Michael Clarke has taken another swipe at Gerard Whateley, this time taking a leaf out of Serena Williams’ book.
When Serena infamously melted down in the US Open final, she fumed at umpire Carlos Ramos for questioning her integrity, telling him “I have a daughter and I have never cheated.”
On Thursday, Clarke took another shot at Whateley after the sports broadcaster insinuated he had played a part in creating the culture that ultimately led to the ball-tampering scandal.
“I’ve been able to cop a fair bit of criticism throughout my career,” Clarke said on Macquarie Sports Radio.
“But when somebody questions or insults my integrity and my credibility, that’s not for sale. That’s not on — and I made that very clear on social media.”
Clarke said he stood up for himself to make sure his daughter knew exactly the kind of man he is.
“As a father, there’ll come a day when I’m not on this planet, but my daughter will know exactly what I stand for.
“She’ll know a big part of my job as a dad was to teach resilience.
“I’ll make it clear to her I don’t think it’s right or appropriate to attack somebody’s integrity or credibility.
“I think what Gerard has said is completely out of line. To blame me for cheating in South Africa is an absolute disgrace.”
Clarke unleashed a social media rant on Wednesday night, labelling Whateley a “headline chasing coward” for insinuating he had a hand in the cultural failings that led to the scandal in Cape Town.
“Perhaps if he was talented enough or courageous enough to make it onto a cricket pitch he would have a better perspective than from behind a microphone,” he wrote.
— Michael Clarke (@MClarke23) November 28, 2018
Whateley claimed the Australian cricket team’s cultural issues could be traced to Clarke’s appointment as captain.
Clarke suggested they should prioritise playing “tough” cricket over being liked.
In the open letter, Clarke listed several “facts” pointing to his stellar resume as skipper all while playing “by the rules”.
He also said many “respected journalists and seniors within the Australian cricket team” had reached out in support of his view on the national set-up’s ethos.
Former opener Matthew Hayden was one ex-teammate to publicly back him despite the New South Welshman’s long-time rival Simon Katich arguing he’d missed the point.
The imposing Queenslander echoed Clarke’s words, saying the team could lose its competitive edge if it stopped playing “hard and fair” cricket.

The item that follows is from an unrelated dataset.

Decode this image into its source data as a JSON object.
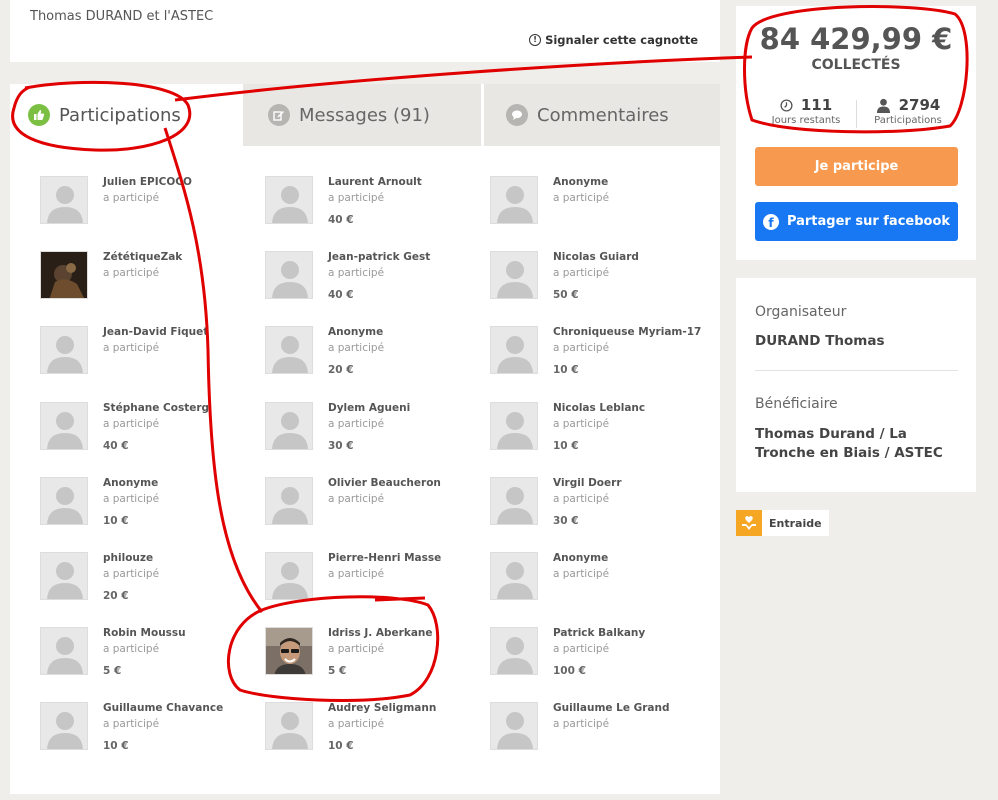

“You play the game in a spirit that’s a competitive spirit and you don’t play because you want to have a masters in being a good bloke,” Hayden told Fairfax Media.
Hayden said Australia’s cricketers should not be worried about their “brand”.
Paine hits back in Clarke controversy
Aussie skipper Tim Paine has also fired back at Clarke.
“No one has spoken about being liked, certainly by the opposition,” Paine told ESPN Cricinfo on Wednesday night.
“We’ve spoken about wanting to get the Australian public’s trust and make sure that clearly you want the Australian public and cricket fans to like or love the Australian Test team.
“Certainly there’s that aspect, but from an opposition perspective we’re not concerned about being liked one bit.”
Paine pointed out that the Aussies went as hard as they could in the Test series against Pakistan in the UAE, that followed the infamous South Africa series.
“We’re still going to play hard Australian cricket, as Michael put it, that’s not going to change … it’s just knowing at times we might need to pull it back and make sure we’re getting the most important thing right first, and that’s our skill.”